Imagine spending every evening worrying if someone is going to come home. Half anticipating a call from the police or the health service telling you your son, daughter or husband has tried to take their life. Imagine being told by a loved one that they feel unsafe to be around people; that they are too frightened to go outside; that their food is being poisoned or that they know that you hate them. Not every mental health issue produces these extreme scenarios but they do create specific difficulties for the carer.

Why? If someone has a physical problem the carer feels that the clinical treatment of that problem is the responsibility of a doctor. While the Government suggests this is true of mental health issues too, a carer’s experience can be very different. Mental health is still a Cinderella service, support is extremely varied and all too often comes nowhere near meeting the needs of those with mental health needs.

Unlike physical care, people, especially parents, feel responsible for the mental health of those they care for. The belief that if you could just do the right thing, the cared for person would be alright, can be psychologically crippling.

In addition if the central issue is mental health, life can be as chaotic for the carer as it is for the person suffering the condition.

Despite the emotional hardship there is little recognition of what carers for people with mental health issues are facing. Even within carers groups the difficulty in articulating the daily grind of looking after someone with a mental health issue means that there is a doubt about being a ‘real carer’. Our experience has told us that carers for those with mental health issues are crying out for help.

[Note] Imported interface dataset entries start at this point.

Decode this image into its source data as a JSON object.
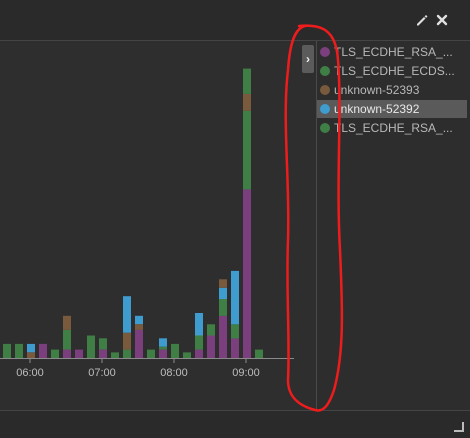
{
  "toolbar": {
    "edit_icon": "pencil-icon",
    "close_icon": "close-icon"
  },
  "legend": {
    "toggle_icon": "chevron-right-icon",
    "items": [
      {
        "label": "TLS_ECDHE_RSA_...",
        "color": "#7b3f7e"
      },
      {
        "label": "TLS_ECDHE_ECDS...",
        "color": "#3f7f46"
      },
      {
        "label": "unknown-52393",
        "color": "#7a5a3c"
      },
      {
        "label": "unknown-52392",
        "color": "#3f9ccf",
        "selected": true
      },
      {
        "label": "TLS_ECDHE_RSA_...",
        "color": "#3f7f46"
      }
    ]
  },
  "chart_data": {
    "type": "bar",
    "stacked": true,
    "x_ticks": [
      "06:00",
      "07:00",
      "08:00",
      "09:00"
    ],
    "series_colors": {
      "purple": "#7b3f7e",
      "green": "#3f7f46",
      "brown": "#7a5a3c",
      "blue": "#3f9ccf"
    },
    "bars": [
      {
        "x": 0.5,
        "segments": [
          [
            "green",
            1
          ]
        ]
      },
      {
        "x": 1.5,
        "segments": [
          [
            "green",
            1
          ]
        ]
      },
      {
        "x": 2.5,
        "segments": [
          [
            "brown",
            0.4
          ],
          [
            "blue",
            0.6
          ]
        ]
      },
      {
        "x": 3.5,
        "segments": [
          [
            "purple",
            1
          ]
        ]
      },
      {
        "x": 4.5,
        "segments": [
          [
            "green",
            0.6
          ]
        ]
      },
      {
        "x": 5.5,
        "segments": [
          [
            "purple",
            0.6
          ],
          [
            "green",
            1.4
          ],
          [
            "brown",
            1
          ]
        ]
      },
      {
        "x": 6.5,
        "segments": [
          [
            "purple",
            0.6
          ]
        ]
      },
      {
        "x": 7.5,
        "segments": [
          [
            "green",
            1.6
          ]
        ]
      },
      {
        "x": 8.5,
        "segments": [
          [
            "purple",
            0.6
          ],
          [
            "green",
            0.8
          ]
        ]
      },
      {
        "x": 9.5,
        "segments": [
          [
            "green",
            0.4
          ]
        ]
      },
      {
        "x": 10.5,
        "segments": [
          [
            "green",
            0.6
          ],
          [
            "brown",
            1.2
          ],
          [
            "blue",
            2.6
          ]
        ]
      },
      {
        "x": 11.5,
        "segments": [
          [
            "purple",
            2
          ],
          [
            "brown",
            0.4
          ],
          [
            "blue",
            0.6
          ]
        ]
      },
      {
        "x": 12.5,
        "segments": [
          [
            "green",
            0.6
          ]
        ]
      },
      {
        "x": 13.5,
        "segments": [
          [
            "purple",
            0.6
          ],
          [
            "green",
            0.2
          ],
          [
            "blue",
            0.6
          ]
        ]
      },
      {
        "x": 14.5,
        "segments": [
          [
            "green",
            1
          ]
        ]
      },
      {
        "x": 15.5,
        "segments": [
          [
            "green",
            0.4
          ]
        ]
      },
      {
        "x": 16.5,
        "segments": [
          [
            "purple",
            0.6
          ],
          [
            "green",
            1
          ],
          [
            "blue",
            1.6
          ]
        ]
      },
      {
        "x": 17.5,
        "segments": [
          [
            "purple",
            1.6
          ],
          [
            "green",
            0.8
          ]
        ]
      },
      {
        "x": 18.5,
        "segments": [
          [
            "purple",
            3
          ],
          [
            "green",
            1.2
          ],
          [
            "blue",
            0.8
          ],
          [
            "brown",
            0.6
          ]
        ]
      },
      {
        "x": 19.5,
        "segments": [
          [
            "purple",
            1.4
          ],
          [
            "green",
            1
          ],
          [
            "blue",
            3.8
          ]
        ]
      },
      {
        "x": 20.5,
        "segments": [
          [
            "purple",
            12
          ],
          [
            "green",
            5.6
          ],
          [
            "brown",
            1.2
          ],
          [
            "green",
            1.8
          ]
        ]
      },
      {
        "x": 21.5,
        "segments": [
          [
            "green",
            0.6
          ]
        ]
      }
    ],
    "ylim": [
      0,
      20
    ]
  }
}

Let’s hope they get it.

Find out about the support we offer to carers - both face-to-face and online - through our Carers Together project.